For current information about any of the Structures & Options profiled on these "Legacy Web Pages,"

Please contact:  Stephen Bauer  at  East-West TeaHouse, ...

— or give us a call anytime at:  (805) 646-7355
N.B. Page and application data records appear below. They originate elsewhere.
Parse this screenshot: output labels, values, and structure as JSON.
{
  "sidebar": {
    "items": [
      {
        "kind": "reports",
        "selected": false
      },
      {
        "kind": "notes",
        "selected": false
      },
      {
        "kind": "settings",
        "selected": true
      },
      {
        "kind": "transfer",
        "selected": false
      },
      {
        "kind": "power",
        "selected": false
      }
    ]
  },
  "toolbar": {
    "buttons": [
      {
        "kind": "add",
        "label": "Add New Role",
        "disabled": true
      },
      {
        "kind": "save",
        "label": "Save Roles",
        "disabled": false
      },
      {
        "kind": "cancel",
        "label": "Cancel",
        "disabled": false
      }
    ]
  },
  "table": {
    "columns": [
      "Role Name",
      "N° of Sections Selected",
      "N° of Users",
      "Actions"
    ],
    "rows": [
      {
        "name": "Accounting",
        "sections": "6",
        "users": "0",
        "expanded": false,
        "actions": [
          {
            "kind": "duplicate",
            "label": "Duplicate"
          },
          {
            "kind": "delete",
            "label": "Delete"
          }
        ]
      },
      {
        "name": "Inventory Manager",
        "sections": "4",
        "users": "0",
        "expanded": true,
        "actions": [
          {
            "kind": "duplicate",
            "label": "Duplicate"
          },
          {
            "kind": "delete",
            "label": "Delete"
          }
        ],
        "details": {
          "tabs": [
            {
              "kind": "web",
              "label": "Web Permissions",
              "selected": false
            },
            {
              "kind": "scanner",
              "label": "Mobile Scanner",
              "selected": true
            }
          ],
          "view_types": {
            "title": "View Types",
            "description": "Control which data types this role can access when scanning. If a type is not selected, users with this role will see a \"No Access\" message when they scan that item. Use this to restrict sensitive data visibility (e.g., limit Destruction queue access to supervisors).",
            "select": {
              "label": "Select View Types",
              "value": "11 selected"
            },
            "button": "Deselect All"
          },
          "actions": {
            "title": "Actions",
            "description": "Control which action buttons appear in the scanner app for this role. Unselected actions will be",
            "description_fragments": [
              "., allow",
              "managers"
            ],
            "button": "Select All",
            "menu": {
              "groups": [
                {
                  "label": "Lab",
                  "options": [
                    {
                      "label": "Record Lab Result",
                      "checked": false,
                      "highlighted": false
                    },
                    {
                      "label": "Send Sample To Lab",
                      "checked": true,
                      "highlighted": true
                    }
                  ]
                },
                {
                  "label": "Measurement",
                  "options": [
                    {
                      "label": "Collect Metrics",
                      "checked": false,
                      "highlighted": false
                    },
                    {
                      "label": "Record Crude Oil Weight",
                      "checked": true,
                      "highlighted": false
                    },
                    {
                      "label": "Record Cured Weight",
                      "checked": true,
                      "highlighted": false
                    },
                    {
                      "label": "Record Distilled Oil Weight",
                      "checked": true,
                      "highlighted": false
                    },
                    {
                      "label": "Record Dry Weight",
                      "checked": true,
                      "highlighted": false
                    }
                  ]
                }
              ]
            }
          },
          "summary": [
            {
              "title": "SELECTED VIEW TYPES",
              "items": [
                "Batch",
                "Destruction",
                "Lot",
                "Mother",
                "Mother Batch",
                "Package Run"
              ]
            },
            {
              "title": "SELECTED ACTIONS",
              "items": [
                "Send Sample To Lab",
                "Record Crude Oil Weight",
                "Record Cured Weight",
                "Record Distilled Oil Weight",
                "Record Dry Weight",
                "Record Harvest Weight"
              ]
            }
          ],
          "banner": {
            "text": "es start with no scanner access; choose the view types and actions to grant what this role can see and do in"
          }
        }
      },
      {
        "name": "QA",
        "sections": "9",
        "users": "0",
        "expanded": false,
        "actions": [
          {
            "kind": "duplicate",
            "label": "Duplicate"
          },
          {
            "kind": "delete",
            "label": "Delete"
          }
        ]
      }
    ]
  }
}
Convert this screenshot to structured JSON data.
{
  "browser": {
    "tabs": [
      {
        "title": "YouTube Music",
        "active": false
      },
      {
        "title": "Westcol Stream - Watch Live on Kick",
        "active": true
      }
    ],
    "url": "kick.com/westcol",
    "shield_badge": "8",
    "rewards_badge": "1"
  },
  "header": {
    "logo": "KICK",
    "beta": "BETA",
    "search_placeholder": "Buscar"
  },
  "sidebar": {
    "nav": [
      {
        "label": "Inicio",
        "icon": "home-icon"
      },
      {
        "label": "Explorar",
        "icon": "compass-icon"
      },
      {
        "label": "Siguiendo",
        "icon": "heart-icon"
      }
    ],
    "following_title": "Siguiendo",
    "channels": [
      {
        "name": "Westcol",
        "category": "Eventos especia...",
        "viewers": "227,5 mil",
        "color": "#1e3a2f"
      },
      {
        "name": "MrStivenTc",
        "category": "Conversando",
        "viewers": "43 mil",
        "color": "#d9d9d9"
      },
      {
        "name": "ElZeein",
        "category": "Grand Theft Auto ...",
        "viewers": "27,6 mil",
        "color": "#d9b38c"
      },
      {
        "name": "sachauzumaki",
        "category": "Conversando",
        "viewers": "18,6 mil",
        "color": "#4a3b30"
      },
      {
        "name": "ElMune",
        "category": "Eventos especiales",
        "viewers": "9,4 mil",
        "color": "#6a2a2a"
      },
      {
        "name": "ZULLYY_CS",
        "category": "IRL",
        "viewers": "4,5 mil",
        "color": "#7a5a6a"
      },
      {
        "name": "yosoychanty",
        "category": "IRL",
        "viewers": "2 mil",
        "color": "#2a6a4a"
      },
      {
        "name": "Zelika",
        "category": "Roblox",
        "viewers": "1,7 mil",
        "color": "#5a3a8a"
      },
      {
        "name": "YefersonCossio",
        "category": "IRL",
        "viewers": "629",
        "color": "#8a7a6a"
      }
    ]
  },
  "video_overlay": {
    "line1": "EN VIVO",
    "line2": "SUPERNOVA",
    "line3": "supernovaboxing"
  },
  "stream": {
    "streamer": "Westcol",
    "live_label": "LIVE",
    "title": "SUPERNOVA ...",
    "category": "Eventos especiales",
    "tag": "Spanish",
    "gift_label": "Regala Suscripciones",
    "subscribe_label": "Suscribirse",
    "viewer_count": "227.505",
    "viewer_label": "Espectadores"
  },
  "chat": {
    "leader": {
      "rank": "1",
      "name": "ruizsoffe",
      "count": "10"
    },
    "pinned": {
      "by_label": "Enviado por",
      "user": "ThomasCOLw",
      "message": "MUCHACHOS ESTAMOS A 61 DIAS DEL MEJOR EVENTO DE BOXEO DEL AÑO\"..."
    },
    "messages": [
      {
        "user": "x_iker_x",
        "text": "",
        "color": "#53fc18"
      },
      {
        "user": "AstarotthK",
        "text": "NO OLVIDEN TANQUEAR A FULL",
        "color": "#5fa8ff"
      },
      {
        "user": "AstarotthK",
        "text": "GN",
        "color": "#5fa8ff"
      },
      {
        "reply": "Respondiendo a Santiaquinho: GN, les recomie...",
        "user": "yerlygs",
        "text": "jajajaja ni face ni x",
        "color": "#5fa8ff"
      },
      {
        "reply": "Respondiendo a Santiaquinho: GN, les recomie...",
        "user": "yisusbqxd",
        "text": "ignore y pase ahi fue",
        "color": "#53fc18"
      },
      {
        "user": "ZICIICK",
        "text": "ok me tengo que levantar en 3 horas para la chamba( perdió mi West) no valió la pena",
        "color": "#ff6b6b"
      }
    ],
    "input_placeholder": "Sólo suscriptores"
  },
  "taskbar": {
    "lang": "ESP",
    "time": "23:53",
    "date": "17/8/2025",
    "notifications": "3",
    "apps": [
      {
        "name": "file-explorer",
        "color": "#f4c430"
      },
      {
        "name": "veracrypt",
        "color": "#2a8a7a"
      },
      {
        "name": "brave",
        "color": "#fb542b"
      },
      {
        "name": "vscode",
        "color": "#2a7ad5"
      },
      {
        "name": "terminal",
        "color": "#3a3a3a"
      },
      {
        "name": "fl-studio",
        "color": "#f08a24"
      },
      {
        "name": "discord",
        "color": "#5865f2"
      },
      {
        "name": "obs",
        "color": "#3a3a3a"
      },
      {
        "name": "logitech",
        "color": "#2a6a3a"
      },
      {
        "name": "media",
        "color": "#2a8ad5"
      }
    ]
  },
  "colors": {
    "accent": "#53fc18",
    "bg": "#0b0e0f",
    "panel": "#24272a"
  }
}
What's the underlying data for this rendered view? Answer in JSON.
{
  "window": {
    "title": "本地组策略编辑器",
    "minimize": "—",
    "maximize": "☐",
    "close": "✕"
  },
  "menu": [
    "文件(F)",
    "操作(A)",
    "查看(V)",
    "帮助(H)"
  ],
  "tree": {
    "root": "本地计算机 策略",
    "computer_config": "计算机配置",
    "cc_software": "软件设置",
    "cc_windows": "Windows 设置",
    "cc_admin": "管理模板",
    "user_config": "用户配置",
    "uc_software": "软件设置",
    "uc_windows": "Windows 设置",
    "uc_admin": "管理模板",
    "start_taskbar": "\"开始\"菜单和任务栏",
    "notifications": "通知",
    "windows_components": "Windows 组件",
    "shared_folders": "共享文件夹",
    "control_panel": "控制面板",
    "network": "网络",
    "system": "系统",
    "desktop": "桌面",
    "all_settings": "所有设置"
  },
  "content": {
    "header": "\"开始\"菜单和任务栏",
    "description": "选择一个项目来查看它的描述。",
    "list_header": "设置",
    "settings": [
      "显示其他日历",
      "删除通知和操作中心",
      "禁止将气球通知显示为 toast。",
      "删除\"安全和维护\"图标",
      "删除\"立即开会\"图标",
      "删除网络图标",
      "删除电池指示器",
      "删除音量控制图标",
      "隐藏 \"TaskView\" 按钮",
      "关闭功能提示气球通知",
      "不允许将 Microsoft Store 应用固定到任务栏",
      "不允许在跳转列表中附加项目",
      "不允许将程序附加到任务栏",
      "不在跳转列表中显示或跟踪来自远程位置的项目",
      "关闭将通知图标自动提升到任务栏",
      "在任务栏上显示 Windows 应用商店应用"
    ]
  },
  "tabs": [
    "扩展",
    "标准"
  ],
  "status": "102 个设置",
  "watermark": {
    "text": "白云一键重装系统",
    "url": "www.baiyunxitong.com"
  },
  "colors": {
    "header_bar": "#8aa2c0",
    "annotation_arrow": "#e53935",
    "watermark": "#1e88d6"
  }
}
East-West TeaHouse - P.O. Box 923 - Ojai, California  93024